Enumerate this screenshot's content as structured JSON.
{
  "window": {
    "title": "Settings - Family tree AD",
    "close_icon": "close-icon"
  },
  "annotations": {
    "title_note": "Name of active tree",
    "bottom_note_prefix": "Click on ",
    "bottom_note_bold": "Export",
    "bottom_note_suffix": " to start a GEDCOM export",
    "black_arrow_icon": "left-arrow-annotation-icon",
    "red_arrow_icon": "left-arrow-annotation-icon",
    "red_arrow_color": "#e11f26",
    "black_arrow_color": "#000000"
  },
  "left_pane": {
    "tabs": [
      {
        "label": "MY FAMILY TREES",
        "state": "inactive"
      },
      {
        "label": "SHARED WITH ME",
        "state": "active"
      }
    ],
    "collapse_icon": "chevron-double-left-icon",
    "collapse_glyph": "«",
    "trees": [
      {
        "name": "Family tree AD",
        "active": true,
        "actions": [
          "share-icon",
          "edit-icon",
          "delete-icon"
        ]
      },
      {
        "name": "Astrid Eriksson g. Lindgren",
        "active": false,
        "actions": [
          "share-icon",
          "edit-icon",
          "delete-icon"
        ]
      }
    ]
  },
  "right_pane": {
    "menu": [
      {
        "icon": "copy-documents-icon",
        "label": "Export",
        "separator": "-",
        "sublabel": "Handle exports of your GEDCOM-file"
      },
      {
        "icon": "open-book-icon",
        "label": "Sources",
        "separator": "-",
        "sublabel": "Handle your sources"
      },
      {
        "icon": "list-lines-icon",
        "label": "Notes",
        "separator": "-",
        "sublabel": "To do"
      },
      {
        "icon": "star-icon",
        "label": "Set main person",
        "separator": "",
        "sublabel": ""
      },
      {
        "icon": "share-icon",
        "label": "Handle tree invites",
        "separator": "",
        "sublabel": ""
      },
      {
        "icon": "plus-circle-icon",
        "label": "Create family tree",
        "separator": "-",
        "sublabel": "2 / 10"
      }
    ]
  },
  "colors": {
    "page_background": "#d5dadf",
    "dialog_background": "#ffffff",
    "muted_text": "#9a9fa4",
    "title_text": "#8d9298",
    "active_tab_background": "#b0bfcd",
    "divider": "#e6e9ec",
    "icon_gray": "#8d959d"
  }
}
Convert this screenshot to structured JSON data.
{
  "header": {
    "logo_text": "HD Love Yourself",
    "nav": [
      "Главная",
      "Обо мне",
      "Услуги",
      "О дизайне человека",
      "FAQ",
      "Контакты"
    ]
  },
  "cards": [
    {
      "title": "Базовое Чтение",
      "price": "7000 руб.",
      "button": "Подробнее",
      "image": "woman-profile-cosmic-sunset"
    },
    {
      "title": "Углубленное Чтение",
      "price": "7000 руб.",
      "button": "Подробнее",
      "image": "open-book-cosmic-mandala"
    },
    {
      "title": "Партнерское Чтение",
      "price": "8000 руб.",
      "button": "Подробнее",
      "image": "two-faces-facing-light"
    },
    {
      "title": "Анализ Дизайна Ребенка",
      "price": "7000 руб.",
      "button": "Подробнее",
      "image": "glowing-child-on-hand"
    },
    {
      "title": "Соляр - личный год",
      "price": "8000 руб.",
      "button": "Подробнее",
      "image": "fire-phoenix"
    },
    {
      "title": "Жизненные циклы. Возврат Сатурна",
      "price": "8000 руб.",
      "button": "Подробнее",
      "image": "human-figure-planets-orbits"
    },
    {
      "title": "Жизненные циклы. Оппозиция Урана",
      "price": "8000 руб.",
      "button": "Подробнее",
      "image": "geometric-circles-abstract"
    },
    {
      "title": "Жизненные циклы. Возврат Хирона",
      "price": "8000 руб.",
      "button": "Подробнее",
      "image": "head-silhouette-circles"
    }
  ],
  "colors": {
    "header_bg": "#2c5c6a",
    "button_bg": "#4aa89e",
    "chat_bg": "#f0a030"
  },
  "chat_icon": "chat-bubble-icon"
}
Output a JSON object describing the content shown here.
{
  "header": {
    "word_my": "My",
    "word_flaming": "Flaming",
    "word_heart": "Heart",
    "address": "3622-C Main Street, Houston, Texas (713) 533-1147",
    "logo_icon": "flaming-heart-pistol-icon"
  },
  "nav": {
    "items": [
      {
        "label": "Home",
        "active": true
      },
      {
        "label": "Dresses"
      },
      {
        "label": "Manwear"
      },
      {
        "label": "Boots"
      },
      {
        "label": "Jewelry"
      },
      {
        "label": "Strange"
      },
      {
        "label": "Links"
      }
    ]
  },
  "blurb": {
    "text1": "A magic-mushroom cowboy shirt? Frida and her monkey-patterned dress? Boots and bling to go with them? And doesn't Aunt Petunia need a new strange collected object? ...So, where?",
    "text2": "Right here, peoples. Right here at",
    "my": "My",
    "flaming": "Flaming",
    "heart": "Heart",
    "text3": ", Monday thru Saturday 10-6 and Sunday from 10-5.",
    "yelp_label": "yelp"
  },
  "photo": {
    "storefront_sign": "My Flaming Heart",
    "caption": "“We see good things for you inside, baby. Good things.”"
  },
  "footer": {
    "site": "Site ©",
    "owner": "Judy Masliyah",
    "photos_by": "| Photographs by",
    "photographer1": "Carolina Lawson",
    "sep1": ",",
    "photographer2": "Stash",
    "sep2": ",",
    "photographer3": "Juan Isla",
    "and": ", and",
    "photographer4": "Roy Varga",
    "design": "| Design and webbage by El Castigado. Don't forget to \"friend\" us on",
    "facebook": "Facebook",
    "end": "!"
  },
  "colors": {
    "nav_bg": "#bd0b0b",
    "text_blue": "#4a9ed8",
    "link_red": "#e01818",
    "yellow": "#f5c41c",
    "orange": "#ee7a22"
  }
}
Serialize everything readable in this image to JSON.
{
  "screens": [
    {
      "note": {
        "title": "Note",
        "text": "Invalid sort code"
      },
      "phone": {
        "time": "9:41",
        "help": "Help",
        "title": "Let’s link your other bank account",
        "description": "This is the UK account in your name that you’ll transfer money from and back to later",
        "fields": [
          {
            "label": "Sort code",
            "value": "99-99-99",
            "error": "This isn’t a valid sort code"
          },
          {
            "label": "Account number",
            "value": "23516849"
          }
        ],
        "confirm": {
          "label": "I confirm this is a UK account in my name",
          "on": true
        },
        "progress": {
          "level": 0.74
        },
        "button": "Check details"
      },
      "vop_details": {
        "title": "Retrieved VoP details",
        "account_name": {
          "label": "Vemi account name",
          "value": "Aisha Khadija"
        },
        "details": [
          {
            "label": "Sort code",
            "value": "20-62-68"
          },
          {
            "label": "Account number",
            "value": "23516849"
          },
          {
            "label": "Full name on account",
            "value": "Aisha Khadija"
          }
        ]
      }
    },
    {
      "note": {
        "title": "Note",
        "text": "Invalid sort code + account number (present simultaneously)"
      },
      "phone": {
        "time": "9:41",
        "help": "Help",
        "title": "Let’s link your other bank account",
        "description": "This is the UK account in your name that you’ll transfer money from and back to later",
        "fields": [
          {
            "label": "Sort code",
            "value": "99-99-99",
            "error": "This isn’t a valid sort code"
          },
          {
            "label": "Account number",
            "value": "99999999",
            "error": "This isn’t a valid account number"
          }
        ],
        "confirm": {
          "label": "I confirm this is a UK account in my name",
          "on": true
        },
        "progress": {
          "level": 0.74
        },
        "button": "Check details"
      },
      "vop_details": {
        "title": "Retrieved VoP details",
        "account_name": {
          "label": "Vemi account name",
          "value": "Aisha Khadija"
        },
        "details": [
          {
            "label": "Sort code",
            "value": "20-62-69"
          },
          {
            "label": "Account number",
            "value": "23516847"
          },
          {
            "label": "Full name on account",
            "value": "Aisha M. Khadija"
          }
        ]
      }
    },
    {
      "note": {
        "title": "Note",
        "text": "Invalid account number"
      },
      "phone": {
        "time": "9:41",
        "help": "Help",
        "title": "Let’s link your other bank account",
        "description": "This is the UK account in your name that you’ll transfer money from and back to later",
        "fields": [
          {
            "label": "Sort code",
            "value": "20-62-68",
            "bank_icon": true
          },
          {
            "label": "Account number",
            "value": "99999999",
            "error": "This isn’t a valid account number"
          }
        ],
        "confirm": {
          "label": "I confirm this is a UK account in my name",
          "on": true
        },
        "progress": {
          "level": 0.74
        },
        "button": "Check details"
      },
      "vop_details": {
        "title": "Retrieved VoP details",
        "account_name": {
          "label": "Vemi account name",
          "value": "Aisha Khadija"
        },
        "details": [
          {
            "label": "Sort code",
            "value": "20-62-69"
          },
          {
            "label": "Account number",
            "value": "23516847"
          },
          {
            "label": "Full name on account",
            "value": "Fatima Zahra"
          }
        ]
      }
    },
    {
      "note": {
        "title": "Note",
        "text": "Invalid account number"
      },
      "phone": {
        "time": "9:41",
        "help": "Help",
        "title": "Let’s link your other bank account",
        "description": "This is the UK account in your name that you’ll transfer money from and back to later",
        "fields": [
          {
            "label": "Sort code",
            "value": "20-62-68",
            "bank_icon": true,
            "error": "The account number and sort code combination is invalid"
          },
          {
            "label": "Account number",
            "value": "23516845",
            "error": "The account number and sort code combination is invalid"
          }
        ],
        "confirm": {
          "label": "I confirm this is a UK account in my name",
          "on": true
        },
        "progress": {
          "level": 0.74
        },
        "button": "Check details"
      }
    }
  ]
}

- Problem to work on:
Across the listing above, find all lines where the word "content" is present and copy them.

- Solution to the exercise:
Enumerate this screenshot's content as structured JSON.
Output a JSON object describing the content shown here.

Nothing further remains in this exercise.